So if someone applies for a practice-based PhD with a proposal which says ‘I intend to make this film – don’t worry, I’ve made films before – here’s the script and the budget, it will involve these locations and will be one hour long’, that doesn’t sound right at all because they are presenting a thing which appears to be 90 per cent solved already. What we are looking for is an intriguing question, and some ideas about how that question might be creatively explored. That’s where it begins, and it’s only much further into the journey that you might be thinking about some final products to display.
OK. Now, speaking of ‘final products’: in the practice-based PhD, what the student ultimately submits is not just a big long text, but actual creative work – and/or documentation of that creative work – as well as a written discussion, yes?
So you’ve evaluating the final product? Isn’t the creative work meant to be part of the exploratory process, and so it’s not really about a final product?
Yes fair point. But what’s being submitted at the end is basically documentation of the process – actual creative evidence of the process – so that we and other people can see what the process was and how it helped you arrive at your conclusions. We’re not assessing the creative work as ‘good’ or ‘bad’ final products. That’s not what they’re there for.
Hmm. I’m sure I’ve seen PhD programs that say that the final assessed thing is a text talking about the aims of the project – the research questions – and the process, and what they arrived at, as well as the final creative work(s), which are assessed too.
Well OK. But I think these things are taken together, and there’s not some objective evaluation of the quality of the creative work (that’s not really possible, is it – quality doesn’t exist as a standalone, measurable thing) . . . but they would probably want to see that thoughtful effort had gone into making carefully produced things, as part of the process, and the seeking of answers to the research questions, which is what we’re fundamentally interested in. But obviously it’s interesting to look at the stuff that was made, as well as the writing. These things go together – you don’t really want one without the other.
Right. One last thing: since we keep mentioning PhD programs – does that mean practice-based research is something you can only do at the PhD level?
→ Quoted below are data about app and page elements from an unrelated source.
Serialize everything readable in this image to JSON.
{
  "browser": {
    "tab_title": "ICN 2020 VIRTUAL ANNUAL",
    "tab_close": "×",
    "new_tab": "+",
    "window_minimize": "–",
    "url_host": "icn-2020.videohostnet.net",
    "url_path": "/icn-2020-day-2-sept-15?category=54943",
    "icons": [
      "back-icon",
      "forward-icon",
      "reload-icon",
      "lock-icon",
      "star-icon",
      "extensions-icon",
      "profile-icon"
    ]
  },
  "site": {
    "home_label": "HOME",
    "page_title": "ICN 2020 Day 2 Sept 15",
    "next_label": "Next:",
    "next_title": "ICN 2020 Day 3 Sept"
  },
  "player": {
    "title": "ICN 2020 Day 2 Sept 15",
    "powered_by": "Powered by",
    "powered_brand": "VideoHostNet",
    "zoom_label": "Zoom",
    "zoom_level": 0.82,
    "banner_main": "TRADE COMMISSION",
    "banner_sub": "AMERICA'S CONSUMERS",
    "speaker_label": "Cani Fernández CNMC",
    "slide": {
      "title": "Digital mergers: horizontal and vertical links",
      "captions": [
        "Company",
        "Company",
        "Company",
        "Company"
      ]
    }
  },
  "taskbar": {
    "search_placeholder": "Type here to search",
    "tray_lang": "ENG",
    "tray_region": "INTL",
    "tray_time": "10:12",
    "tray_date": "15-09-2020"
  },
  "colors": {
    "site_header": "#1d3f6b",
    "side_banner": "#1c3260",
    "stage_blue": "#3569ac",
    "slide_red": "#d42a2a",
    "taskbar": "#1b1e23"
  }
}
Oh no – that would be a bad misunderstanding. No, you can do practice-based research at any level, of course. Because there are now practice-based PhD programs, that’s perhaps where it necessarily gets most precisely defined. But practice-based research is an approach to research, and to knowledge, and is not to do with any qualifications in particular.
OK. Surprisingly this has all turned out to sound very reasonable.
After I wrote this, I wanted to work out whether what *I* do is practice-based research, so I wrote the post: ‘Do *I* do practice-based research?’.
The top image is from PanicGirl’s video, ‘Cutting Tape Loops – With a Saw‘. If that’s not practice-based research, I don’t know what is.